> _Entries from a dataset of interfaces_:
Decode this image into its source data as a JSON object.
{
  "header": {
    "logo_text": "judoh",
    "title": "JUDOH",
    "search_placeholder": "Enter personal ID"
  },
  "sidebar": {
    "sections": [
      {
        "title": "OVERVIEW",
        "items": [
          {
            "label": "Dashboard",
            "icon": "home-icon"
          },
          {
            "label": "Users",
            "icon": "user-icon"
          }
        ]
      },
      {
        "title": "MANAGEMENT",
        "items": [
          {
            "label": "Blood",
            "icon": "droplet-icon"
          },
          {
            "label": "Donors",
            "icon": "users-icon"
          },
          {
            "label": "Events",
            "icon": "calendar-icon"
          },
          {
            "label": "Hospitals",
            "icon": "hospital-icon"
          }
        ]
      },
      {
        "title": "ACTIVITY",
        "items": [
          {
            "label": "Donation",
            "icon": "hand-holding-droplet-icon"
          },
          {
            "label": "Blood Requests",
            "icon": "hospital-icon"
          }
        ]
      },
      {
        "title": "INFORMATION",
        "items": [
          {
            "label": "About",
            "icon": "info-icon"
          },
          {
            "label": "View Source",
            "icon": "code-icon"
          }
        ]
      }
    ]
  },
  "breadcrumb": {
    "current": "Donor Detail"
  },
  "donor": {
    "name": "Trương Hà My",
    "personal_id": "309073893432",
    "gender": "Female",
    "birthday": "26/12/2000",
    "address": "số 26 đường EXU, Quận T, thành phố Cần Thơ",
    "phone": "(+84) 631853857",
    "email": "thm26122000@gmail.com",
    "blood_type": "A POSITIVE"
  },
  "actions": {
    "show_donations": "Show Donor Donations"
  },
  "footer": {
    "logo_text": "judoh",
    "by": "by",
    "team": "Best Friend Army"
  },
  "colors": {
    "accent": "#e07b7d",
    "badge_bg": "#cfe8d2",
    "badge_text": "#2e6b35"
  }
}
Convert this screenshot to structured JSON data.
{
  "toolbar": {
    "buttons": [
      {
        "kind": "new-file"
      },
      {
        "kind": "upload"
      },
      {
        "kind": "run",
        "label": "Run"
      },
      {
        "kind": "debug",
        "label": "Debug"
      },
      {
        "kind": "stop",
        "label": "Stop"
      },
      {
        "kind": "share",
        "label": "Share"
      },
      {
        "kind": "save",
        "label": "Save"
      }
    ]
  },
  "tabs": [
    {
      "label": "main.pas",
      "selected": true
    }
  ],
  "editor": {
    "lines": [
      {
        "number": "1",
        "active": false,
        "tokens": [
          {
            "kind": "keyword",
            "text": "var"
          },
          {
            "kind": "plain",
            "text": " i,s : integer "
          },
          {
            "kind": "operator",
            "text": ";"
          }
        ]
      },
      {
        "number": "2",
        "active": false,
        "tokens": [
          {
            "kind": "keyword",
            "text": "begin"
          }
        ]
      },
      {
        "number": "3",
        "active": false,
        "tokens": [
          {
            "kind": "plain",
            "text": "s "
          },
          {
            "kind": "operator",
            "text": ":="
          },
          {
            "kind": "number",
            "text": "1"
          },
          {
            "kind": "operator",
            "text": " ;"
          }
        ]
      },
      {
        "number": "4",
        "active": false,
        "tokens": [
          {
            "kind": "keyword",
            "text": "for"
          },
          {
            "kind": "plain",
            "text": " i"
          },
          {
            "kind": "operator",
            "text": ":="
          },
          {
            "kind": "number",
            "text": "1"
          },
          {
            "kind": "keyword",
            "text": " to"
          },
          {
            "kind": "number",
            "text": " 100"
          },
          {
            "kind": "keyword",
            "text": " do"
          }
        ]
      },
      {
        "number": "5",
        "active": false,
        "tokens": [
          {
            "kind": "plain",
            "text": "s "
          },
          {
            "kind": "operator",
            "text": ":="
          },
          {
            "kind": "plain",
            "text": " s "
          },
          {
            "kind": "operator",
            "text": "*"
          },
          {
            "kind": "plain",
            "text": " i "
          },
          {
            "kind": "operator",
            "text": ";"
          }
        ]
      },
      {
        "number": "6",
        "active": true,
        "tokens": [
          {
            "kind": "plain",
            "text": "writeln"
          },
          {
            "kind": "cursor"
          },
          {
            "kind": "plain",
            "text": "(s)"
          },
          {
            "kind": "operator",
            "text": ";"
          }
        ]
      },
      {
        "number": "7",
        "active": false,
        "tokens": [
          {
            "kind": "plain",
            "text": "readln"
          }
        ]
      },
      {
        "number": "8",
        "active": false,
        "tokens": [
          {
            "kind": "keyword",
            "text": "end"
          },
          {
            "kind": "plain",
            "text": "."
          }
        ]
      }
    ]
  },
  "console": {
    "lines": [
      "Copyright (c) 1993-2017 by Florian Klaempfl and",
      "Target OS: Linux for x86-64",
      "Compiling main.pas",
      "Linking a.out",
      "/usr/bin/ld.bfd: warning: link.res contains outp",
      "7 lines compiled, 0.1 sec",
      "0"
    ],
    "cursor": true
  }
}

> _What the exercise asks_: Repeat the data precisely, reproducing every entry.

> _Response area_:
Decode this image into its source data as a JSON object.
{
  "header": {
    "logo_text": "judoh",
    "title": "JUDOH",
    "search_placeholder": "Enter personal ID"
  },
  "sidebar": {
    "sections": [
      {
        "title": "OVERVIEW",
        "items": [
          {
            "label": "Dashboard",
            "icon": "home-icon"
          },
          {
            "label": "Users",
            "icon": "user-icon"
          }
        ]
      },
      {
        "title": "MANAGEMENT",
        "items": [
          {
            "label": "Blood",
            "icon": "droplet-icon"
          },
          {
            "label": "Donors",
            "icon": "users-icon"
          },
          {
            "label": "Events",
            "icon": "calendar-icon"
          },
          {
            "label": "Hospitals",
            "icon": "hospital-icon"
          }
        ]
      },
      {
        "title": "ACTIVITY",
        "items": [
          {
            "label": "Donation",
            "icon": "hand-holding-droplet-icon"
          },
          {
            "label": "Blood Requests",
            "icon": "hospital-icon"
          }
        ]
      },
      {
        "title": "INFORMATION",
        "items": [
          {
            "label": "About",
            "icon": "info-icon"
          },
          {
            "label": "View Source",
            "icon": "code-icon"
          }
        ]
      }
    ]
  },
  "breadcrumb": {
    "current": "Donor Detail"
  },
  "donor": {
    "name": "Trương Hà My",
    "personal_id": "309073893432",
    "gender": "Female",
    "birthday": "26/12/2000",
    "address": "số 26 đường EXU, Quận T, thành phố Cần Thơ",
    "phone": "(+84) 631853857",
    "email": "thm26122000@gmail.com",
    "blood_type": "A POSITIVE"
  },
  "actions": {
    "show_donations": "Show Donor Donations"
  },
  "footer": {
    "logo_text": "judoh",
    "by": "by",
    "team": "Best Friend Army"
  },
  "colors": {
    "accent": "#e07b7d",
    "badge_bg": "#cfe8d2",
    "badge_text": "#2e6b35"
  }
}
Convert this screenshot to structured JSON data.
{
  "toolbar": {
    "buttons": [
      {
        "kind": "new-file"
      },
      {
        "kind": "upload"
      },
      {
        "kind": "run",
        "label": "Run"
      },
      {
        "kind": "debug",
        "label": "Debug"
      },
      {
        "kind": "stop",
        "label": "Stop"
      },
      {
        "kind": "share",
        "label": "Share"
      },
      {
        "kind": "save",
        "label": "Save"
      }
    ]
  },
  "tabs": [
    {
      "label": "main.pas",
      "selected": true
    }
  ],
  "editor": {
    "lines": [
      {
        "number": "1",
        "active": false,
        "tokens": [
          {
            "kind": "keyword",
            "text": "var"
          },
          {
            "kind": "plain",
            "text": " i,s : integer "
          },
          {
            "kind": "operator",
            "text": ";"
          }
        ]
      },
      {
        "number": "2",
        "active": false,
        "tokens": [
          {
            "kind": "keyword",
            "text": "begin"
          }
        ]
      },
      {
        "number": "3",
        "active": false,
        "tokens": [
          {
            "kind": "plain",
            "text": "s "
          },
          {
            "kind": "operator",
            "text": ":="
          },
          {
            "kind": "number",
            "text": "1"
          },
          {
            "kind": "operator",
            "text": " ;"
          }
        ]
      },
      {
        "number": "4",
        "active": false,
        "tokens": [
          {
            "kind": "keyword",
            "text": "for"
          },
          {
            "kind": "plain",
            "text": " i"
          },
          {
            "kind": "operator",
            "text": ":="
          },
          {
            "kind": "number",
            "text": "1"
          },
          {
            "kind": "keyword",
            "text": " to"
          },
          {
            "kind": "number",
            "text": " 100"
          },
          {
            "kind": "keyword",
            "text": " do"
          }
        ]
      },
      {
        "number": "5",
        "active": false,
        "tokens": [
          {
            "kind": "plain",
            "text": "s "
          },
          {
            "kind": "operator",
            "text": ":="
          },
          {
            "kind": "plain",
            "text": " s "
          },
          {
            "kind": "operator",
            "text": "*"
          },
          {
            "kind": "plain",
            "text": " i "
          },
          {
            "kind": "operator",
            "text": ";"
          }
        ]
      },
      {
        "number": "6",
        "active": true,
        "tokens": [
          {
            "kind": "plain",
            "text": "writeln"
          },
          {
            "kind": "cursor"
          },
          {
            "kind": "plain",
            "text": "(s)"
          },
          {
            "kind": "operator",
            "text": ";"
          }
        ]
      },
      {
        "number": "7",
        "active": false,
        "tokens": [
          {
            "kind": "plain",
            "text": "readln"
          }
        ]
      },
      {
        "number": "8",
        "active": false,
        "tokens": [
          {
            "kind": "keyword",
            "text": "end"
          },
          {
            "kind": "plain",
            "text": "."
          }
        ]
      }
    ]
  },
  "console": {
    "lines": [
      "Copyright (c) 1993-2017 by Florian Klaempfl and",
      "Target OS: Linux for x86-64",
      "Compiling main.pas",
      "Linking a.out",
      "/usr/bin/ld.bfd: warning: link.res contains outp",
      "7 lines compiled, 0.1 sec",
      "0"
    ],
    "cursor": true
  }
}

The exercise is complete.